Peter Nevill is open to a promotion in Australia's batting order ahead of Mitchell Marsh, as the captain Steven Smith and the coach Darren Lehmann ponder how to get the best out of a middle-order duo who are yet to place their stamp on a Test match with the bat.
As highlighted by the selection chairman Rod Marsh's reference to Jackson Bird's batting as a factor in his non-selection, Australia need to find a way to get more out of their lower-order batting on the days when the top five do not make the desired tallies of runs.

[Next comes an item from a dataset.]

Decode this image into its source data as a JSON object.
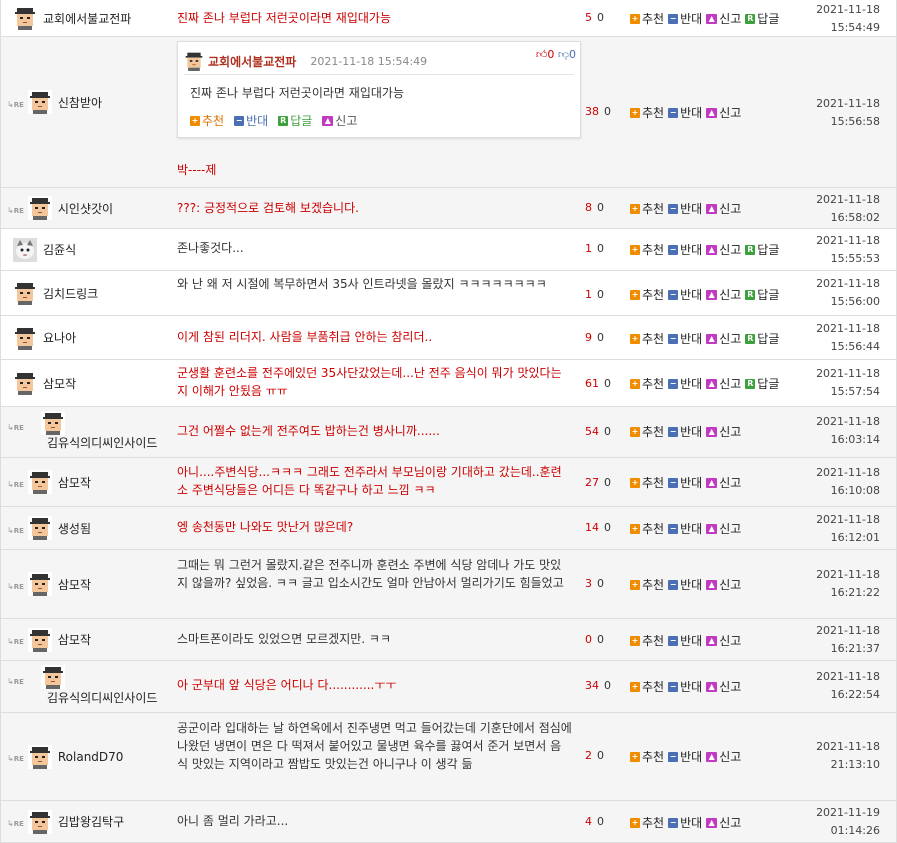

It was a weakness exploited ruthlessly by Sri Lanka's spinners during their recent clean sweep of a Test series, and a South African attack led by Dale Steyn will be eager to do likewise down under, this time with pace. Neither Marsh (averaging 24 after 18 Tests) nor Nevill (20.88 after 15 Tests) have been able to impose themselves, too often opening the door to the Australian tail.
While conventional wisdom has it that allrounders tend to bat at No. 6 and wicketkeepers at No. 7, Nevill and Marsh appear stylistically suited in opposite roles. Nevill's busy but not overly histrionic batting has been most successful at No. 6 for New South Wales, where he averages 42.73 with six centuries and a highest score of 235 not out.
Meanwhile, Marsh is much more of a free-spirited hitter, capable of changing the momentum of a game after the fashion of Nevill's predecessor Brad Haddin or, in earlier years, Andrew Symonds. Nevill said he would happily move up the order, should Smith decide this was a better balance for the Test team.
"I'd happily do whatever the skipper asked me to do," Nevill told ESPNcricinfo. "Wherever's best for the team I'm happy to bat wherever. Your role at No. 7 is either the team's going really well and you need to go out there and look to push the game along with an eye on a declaration.
"You're either that or five for not too many and you need to go out there and guts it out and put a partnerships together with whoever you've got at the other end, and batting with the tail as well. So it's usually one of those two scenarios I've found being in the Australian team."
For his part, Marsh is aware his place is under plenty of scrutiny going into this week. He is trying to focus on positive thoughts and an aggressive batting plan, the better to exploit his obvious power with the willow. "There's no doubt I'm probably under a little bit of pressure, but I think if I go into the week thinking like that I'm probably not going to enjoy it," he said.
"It's a home Test match, I'm going to prepare as best as I ever have, and go out there and really enjoy myself and not focus on myself to much. I really just want to play for this team and play to win. Every time you bat you just try to bat as long as you can. For me it's more about trying to score runs and being positive, and when I'm doing that my feet move better and I get into better positions even to leave the ball, so that's my focus."
While indicating an eagerness to hang onto his No. 6 berth, Marsh did agree his seam and swing had evolved to a point that a lower order commission would be plausible in the context of a greater bowling load in the field.
"I certainly want to remain an allrounder, I bat at six. But if that did come up I'd be happy to do it," he said. "I feel like my bowling's improved a lot over the last 18 months, and it's gotten to a point now where I've had a few occasions where blokes have gone down and I've had to step up to the third seamer role. I've done it before, but I really enjoy batting at No. 6 and want to stay there as long as I can."